Sunday, October 15, 2017

British Realism from the 1920s and '30s

The National Galleries of Scotland are currently hosting an exhibit called True to Life: British Realist Painting in the 1920s and 1930s.

The Yellow Glove by James Cowie (Scottish, 1886 - 1956)
For a long time, realism from the early 20th century was overshadowed by the fashion for abstract and pop art, but recently it has undergone a revival, driven by an enthusiastic public and a group of dynamic curators.

A City Garden, 1940, by James McIntosh Patrick
© The artist's estate / Bridgeman Images.
The curators observe that artists of the period were working in a particular mode of realism:
"...precise, hard-edged and graphic, and with minimal narrative detail, as opposed to loose and painterly. The Germans call it Neue Sachlichkeit [New Objectivity], and the Americans call it Magic Realism. British art of this sort doesn’t have a name, which is maybe one reason why it doesn’t win much attention. Art history tends to award points, as it were, to artists who introduce change. So the first artists to go abstract, or use film, or go minimalist, are viewed as important."
Many of the artists lived through the warring madness of the early 20th century. They used their realist training to offer moving statements about their times and about the universal truths of the human condition.

Why War? by Charles Spencelayh, 1938, oil on canvas, 94 x 115 cm.
Spencelayh's painting "Why War" shows an older man in his sitting room, with its souvenirs of previous conflicts, including a gas mask and helmet from World War I, the "war to end all wars." The headline on the newspaper says "Premier Flying to Hitler." His books, tea, and violin bring scant comfort to the ominous prospects of the coming conflagration.

The curators say that an exhibit like this would have been hard to put together before the days of the internet because the works were sold through galleries, and the trail of custody was not well known. But thanks to the website ArtUK, which documents all the paintings in public collections in Great Britain, it has become possible to know where they ended up.
The show will be on view through October 29, 2017
Online essay: Short statement from the curators
Catalog: True To Life: British Realist Painting in the 1920s and 1930s
Previously on GurneyJourney: Magic Realism
Thanks, Sue Arnold, for telling me about it.
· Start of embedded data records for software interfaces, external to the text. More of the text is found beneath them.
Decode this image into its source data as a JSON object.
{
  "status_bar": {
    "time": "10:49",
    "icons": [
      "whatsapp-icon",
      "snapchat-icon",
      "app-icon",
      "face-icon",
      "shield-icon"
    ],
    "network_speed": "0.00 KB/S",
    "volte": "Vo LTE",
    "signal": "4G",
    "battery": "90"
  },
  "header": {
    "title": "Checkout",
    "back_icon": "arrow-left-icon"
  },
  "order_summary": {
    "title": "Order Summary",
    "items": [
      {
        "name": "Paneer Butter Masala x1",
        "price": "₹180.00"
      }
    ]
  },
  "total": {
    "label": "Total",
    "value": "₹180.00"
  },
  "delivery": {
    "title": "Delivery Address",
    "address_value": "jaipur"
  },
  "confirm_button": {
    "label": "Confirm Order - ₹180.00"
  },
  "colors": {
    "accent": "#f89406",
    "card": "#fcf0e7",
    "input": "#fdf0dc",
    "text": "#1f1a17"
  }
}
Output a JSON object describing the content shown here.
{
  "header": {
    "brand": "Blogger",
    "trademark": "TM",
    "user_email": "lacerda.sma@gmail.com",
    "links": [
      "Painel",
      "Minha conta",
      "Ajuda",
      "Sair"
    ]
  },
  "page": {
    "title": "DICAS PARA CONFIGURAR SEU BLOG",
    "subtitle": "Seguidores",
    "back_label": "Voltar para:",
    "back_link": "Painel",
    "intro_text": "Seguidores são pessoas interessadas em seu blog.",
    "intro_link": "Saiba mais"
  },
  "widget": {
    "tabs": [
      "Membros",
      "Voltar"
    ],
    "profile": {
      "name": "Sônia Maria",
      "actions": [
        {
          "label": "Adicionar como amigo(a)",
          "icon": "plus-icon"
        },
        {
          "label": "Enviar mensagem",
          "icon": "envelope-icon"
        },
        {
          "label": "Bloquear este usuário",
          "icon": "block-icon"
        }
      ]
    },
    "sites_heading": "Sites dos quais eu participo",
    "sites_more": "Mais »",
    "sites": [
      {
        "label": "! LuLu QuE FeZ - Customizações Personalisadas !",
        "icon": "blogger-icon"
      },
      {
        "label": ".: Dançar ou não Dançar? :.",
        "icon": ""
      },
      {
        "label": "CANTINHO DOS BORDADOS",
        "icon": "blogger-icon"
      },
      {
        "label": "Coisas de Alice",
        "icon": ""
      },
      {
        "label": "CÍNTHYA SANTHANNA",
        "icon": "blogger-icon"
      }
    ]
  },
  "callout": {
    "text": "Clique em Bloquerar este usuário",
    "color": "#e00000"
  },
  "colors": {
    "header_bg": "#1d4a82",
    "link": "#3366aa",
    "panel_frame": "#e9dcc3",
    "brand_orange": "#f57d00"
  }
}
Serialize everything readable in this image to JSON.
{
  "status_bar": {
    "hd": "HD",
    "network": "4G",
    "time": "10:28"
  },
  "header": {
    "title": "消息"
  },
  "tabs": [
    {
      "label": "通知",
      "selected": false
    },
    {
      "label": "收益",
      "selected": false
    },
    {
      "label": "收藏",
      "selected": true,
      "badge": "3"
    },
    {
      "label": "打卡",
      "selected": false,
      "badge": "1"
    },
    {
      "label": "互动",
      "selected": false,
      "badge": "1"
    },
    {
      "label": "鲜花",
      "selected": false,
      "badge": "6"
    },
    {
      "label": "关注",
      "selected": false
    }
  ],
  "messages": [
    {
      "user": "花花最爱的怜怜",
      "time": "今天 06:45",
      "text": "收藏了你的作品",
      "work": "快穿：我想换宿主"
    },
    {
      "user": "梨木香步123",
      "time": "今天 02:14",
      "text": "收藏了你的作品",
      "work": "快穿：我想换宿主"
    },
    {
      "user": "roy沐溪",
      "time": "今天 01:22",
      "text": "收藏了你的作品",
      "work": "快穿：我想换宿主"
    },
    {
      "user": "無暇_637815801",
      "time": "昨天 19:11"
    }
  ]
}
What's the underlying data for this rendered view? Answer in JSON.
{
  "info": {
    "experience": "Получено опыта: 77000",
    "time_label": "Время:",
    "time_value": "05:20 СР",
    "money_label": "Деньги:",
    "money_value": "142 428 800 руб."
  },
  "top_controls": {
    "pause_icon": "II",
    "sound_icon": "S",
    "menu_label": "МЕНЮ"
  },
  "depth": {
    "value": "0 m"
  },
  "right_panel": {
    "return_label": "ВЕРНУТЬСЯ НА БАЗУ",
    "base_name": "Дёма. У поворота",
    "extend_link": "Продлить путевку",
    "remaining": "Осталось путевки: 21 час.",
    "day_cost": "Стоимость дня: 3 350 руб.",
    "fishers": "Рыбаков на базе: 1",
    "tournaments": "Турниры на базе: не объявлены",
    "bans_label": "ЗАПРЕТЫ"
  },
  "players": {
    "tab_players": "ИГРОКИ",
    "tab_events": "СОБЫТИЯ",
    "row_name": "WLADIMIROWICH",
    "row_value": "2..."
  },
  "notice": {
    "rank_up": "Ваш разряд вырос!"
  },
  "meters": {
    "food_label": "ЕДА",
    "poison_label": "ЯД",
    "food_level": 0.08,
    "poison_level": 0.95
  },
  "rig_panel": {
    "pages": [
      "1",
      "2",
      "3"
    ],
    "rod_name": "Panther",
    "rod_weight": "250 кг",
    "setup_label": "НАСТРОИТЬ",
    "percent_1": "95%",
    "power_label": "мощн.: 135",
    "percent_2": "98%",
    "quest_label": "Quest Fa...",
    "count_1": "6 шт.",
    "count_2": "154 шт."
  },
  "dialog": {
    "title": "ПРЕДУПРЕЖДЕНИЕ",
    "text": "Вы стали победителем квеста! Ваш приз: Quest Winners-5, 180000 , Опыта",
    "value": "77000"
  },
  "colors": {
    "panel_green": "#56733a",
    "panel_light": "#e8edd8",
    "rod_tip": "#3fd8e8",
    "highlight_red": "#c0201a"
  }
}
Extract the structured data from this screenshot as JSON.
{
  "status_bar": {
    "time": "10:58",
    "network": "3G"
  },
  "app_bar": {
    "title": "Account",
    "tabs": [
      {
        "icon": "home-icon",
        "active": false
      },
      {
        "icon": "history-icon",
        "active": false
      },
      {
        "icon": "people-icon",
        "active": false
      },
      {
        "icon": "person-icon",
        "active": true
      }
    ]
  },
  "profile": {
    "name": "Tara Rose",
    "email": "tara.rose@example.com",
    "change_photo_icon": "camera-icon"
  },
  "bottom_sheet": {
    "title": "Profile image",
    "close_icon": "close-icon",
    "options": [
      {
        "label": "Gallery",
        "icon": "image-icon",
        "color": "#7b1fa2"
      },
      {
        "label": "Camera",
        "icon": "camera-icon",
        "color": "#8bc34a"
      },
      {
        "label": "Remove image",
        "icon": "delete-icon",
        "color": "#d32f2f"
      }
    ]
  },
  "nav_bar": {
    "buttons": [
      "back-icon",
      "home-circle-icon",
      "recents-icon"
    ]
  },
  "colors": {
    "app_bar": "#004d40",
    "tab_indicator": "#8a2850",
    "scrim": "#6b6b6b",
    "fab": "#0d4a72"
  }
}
1 comment:

sfox said...

Why oh why don't these museums, which are always short of funds, create online versions of their catalogs that they can sell all over the world. Put it together once, sell it forever with no further effort. I'd buy one in a heartbeat for an exhibition like this. They're just leaving money on the table. Sigh.